EXERCISE:
Quote every line below exactly as it reads.

Data extracted from a collection:
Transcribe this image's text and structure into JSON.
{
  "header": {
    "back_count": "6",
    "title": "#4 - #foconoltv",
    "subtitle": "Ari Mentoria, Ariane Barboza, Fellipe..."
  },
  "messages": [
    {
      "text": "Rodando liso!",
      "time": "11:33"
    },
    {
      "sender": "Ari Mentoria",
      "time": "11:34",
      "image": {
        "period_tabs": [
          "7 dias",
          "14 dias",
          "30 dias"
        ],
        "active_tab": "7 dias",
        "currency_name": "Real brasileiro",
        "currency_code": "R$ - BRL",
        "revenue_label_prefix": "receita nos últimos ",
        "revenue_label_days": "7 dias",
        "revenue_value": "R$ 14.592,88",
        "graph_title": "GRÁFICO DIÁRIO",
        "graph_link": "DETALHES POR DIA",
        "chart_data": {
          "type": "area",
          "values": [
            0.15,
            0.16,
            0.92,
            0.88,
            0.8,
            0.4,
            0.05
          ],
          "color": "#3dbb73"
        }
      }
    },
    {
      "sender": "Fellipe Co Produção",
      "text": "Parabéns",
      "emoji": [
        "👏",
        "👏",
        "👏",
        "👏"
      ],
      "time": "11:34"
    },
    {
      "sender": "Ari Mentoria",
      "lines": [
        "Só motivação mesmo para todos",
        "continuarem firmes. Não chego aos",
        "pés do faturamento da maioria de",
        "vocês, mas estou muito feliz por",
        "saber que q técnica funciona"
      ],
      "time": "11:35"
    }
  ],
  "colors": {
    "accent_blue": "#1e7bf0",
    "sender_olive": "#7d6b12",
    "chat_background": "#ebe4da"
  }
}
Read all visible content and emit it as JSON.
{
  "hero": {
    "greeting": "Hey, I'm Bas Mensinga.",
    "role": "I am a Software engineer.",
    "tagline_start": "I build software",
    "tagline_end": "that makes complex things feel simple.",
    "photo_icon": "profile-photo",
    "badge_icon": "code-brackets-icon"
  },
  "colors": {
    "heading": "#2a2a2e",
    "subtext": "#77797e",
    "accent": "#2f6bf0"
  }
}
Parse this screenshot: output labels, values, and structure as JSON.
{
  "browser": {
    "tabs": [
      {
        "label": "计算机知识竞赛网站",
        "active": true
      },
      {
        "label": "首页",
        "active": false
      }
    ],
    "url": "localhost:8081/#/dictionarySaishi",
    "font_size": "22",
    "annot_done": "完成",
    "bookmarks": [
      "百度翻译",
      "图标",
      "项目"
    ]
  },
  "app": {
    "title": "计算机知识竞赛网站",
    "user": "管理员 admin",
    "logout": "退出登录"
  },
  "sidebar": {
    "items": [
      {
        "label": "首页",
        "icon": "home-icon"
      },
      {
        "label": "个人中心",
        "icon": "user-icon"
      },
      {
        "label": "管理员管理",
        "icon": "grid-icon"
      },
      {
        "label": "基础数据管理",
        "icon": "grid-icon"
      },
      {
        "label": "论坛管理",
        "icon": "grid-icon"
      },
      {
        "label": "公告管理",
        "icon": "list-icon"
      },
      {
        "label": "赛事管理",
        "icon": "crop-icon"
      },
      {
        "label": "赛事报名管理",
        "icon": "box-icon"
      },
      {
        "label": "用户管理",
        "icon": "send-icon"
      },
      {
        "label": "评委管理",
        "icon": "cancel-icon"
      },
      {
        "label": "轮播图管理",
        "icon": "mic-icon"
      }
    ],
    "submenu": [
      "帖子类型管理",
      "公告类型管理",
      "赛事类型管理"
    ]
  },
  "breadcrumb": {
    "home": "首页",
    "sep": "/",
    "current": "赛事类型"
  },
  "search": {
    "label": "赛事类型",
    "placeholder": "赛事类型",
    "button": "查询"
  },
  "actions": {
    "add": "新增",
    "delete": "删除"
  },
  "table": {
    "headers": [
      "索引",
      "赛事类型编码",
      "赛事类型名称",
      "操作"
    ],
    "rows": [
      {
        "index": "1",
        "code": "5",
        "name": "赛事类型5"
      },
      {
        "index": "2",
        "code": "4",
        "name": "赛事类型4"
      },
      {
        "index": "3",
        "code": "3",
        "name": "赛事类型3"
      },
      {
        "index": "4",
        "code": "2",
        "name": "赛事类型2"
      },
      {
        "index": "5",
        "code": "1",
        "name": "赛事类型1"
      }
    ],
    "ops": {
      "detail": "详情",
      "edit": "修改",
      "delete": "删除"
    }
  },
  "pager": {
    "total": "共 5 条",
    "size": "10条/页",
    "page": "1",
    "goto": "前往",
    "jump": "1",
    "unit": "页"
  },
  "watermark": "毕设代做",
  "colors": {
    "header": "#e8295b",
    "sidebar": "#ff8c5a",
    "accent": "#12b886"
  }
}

RESULT FOR THIS TASK:
Transcribe this image's text and structure into JSON.
{
  "header": {
    "back_count": "6",
    "title": "#4 - #foconoltv",
    "subtitle": "Ari Mentoria, Ariane Barboza, Fellipe..."
  },
  "messages": [
    {
      "text": "Rodando liso!",
      "time": "11:33"
    },
    {
      "sender": "Ari Mentoria",
      "time": "11:34",
      "image": {
        "period_tabs": [
          "7 dias",
          "14 dias",
          "30 dias"
        ],
        "active_tab": "7 dias",
        "currency_name": "Real brasileiro",
        "currency_code": "R$ - BRL",
        "revenue_label_prefix": "receita nos últimos ",
        "revenue_label_days": "7 dias",
        "revenue_value": "R$ 14.592,88",
        "graph_title": "GRÁFICO DIÁRIO",
        "graph_link": "DETALHES POR DIA",
        "chart_data": {
          "type": "area",
          "values": [
            0.15,
            0.16,
            0.92,
            0.88,
            0.8,
            0.4,
            0.05
          ],
          "color": "#3dbb73"
        }
      }
    },
    {
      "sender": "Fellipe Co Produção",
      "text": "Parabéns",
      "emoji": [
        "👏",
        "👏",
        "👏",
        "👏"
      ],
      "time": "11:34"
    },
    {
      "sender": "Ari Mentoria",
      "lines": [
        "Só motivação mesmo para todos",
        "continuarem firmes. Não chego aos",
        "pés do faturamento da maioria de",
        "vocês, mas estou muito feliz por",
        "saber que q técnica funciona"
      ],
      "time": "11:35"
    }
  ],
  "colors": {
    "accent_blue": "#1e7bf0",
    "sender_olive": "#7d6b12",
    "chat_background": "#ebe4da"
  }
}
Read all visible content and emit it as JSON.
{
  "hero": {
    "greeting": "Hey, I'm Bas Mensinga.",
    "role": "I am a Software engineer.",
    "tagline_start": "I build software",
    "tagline_end": "that makes complex things feel simple.",
    "photo_icon": "profile-photo",
    "badge_icon": "code-brackets-icon"
  },
  "colors": {
    "heading": "#2a2a2e",
    "subtext": "#77797e",
    "accent": "#2f6bf0"
  }
}
Parse this screenshot: output labels, values, and structure as JSON.
{
  "browser": {
    "tabs": [
      {
        "label": "计算机知识竞赛网站",
        "active": true
      },
      {
        "label": "首页",
        "active": false
      }
    ],
    "url": "localhost:8081/#/dictionarySaishi",
    "font_size": "22",
    "annot_done": "完成",
    "bookmarks": [
      "百度翻译",
      "图标",
      "项目"
    ]
  },
  "app": {
    "title": "计算机知识竞赛网站",
    "user": "管理员 admin",
    "logout": "退出登录"
  },
  "sidebar": {
    "items": [
      {
        "label": "首页",
        "icon": "home-icon"
      },
      {
        "label": "个人中心",
        "icon": "user-icon"
      },
      {
        "label": "管理员管理",
        "icon": "grid-icon"
      },
      {
        "label": "基础数据管理",
        "icon": "grid-icon"
      },
      {
        "label": "论坛管理",
        "icon": "grid-icon"
      },
      {
        "label": "公告管理",
        "icon": "list-icon"
      },
      {
        "label": "赛事管理",
        "icon": "crop-icon"
      },
      {
        "label": "赛事报名管理",
        "icon": "box-icon"
      },
      {
        "label": "用户管理",
        "icon": "send-icon"
      },
      {
        "label": "评委管理",
        "icon": "cancel-icon"
      },
      {
        "label": "轮播图管理",
        "icon": "mic-icon"
      }
    ],
    "submenu": [
      "帖子类型管理",
      "公告类型管理",
      "赛事类型管理"
    ]
  },
  "breadcrumb": {
    "home": "首页",
    "sep": "/",
    "current": "赛事类型"
  },
  "search": {
    "label": "赛事类型",
    "placeholder": "赛事类型",
    "button": "查询"
  },
  "actions": {
    "add": "新增",
    "delete": "删除"
  },
  "table": {
    "headers": [
      "索引",
      "赛事类型编码",
      "赛事类型名称",
      "操作"
    ],
    "rows": [
      {
        "index": "1",
        "code": "5",
        "name": "赛事类型5"
      },
      {
        "index": "2",
        "code": "4",
        "name": "赛事类型4"
      },
      {
        "index": "3",
        "code": "3",
        "name": "赛事类型3"
      },
      {
        "index": "4",
        "code": "2",
        "name": "赛事类型2"
      },
      {
        "index": "5",
        "code": "1",
        "name": "赛事类型1"
      }
    ],
    "ops": {
      "detail": "详情",
      "edit": "修改",
      "delete": "删除"
    }
  },
  "pager": {
    "total": "共 5 条",
    "size": "10条/页",
    "page": "1",
    "goto": "前往",
    "jump": "1",
    "unit": "页"
  },
  "watermark": "毕设代做",
  "colors": {
    "header": "#e8295b",
    "sidebar": "#ff8c5a",
    "accent": "#12b886"
  }
}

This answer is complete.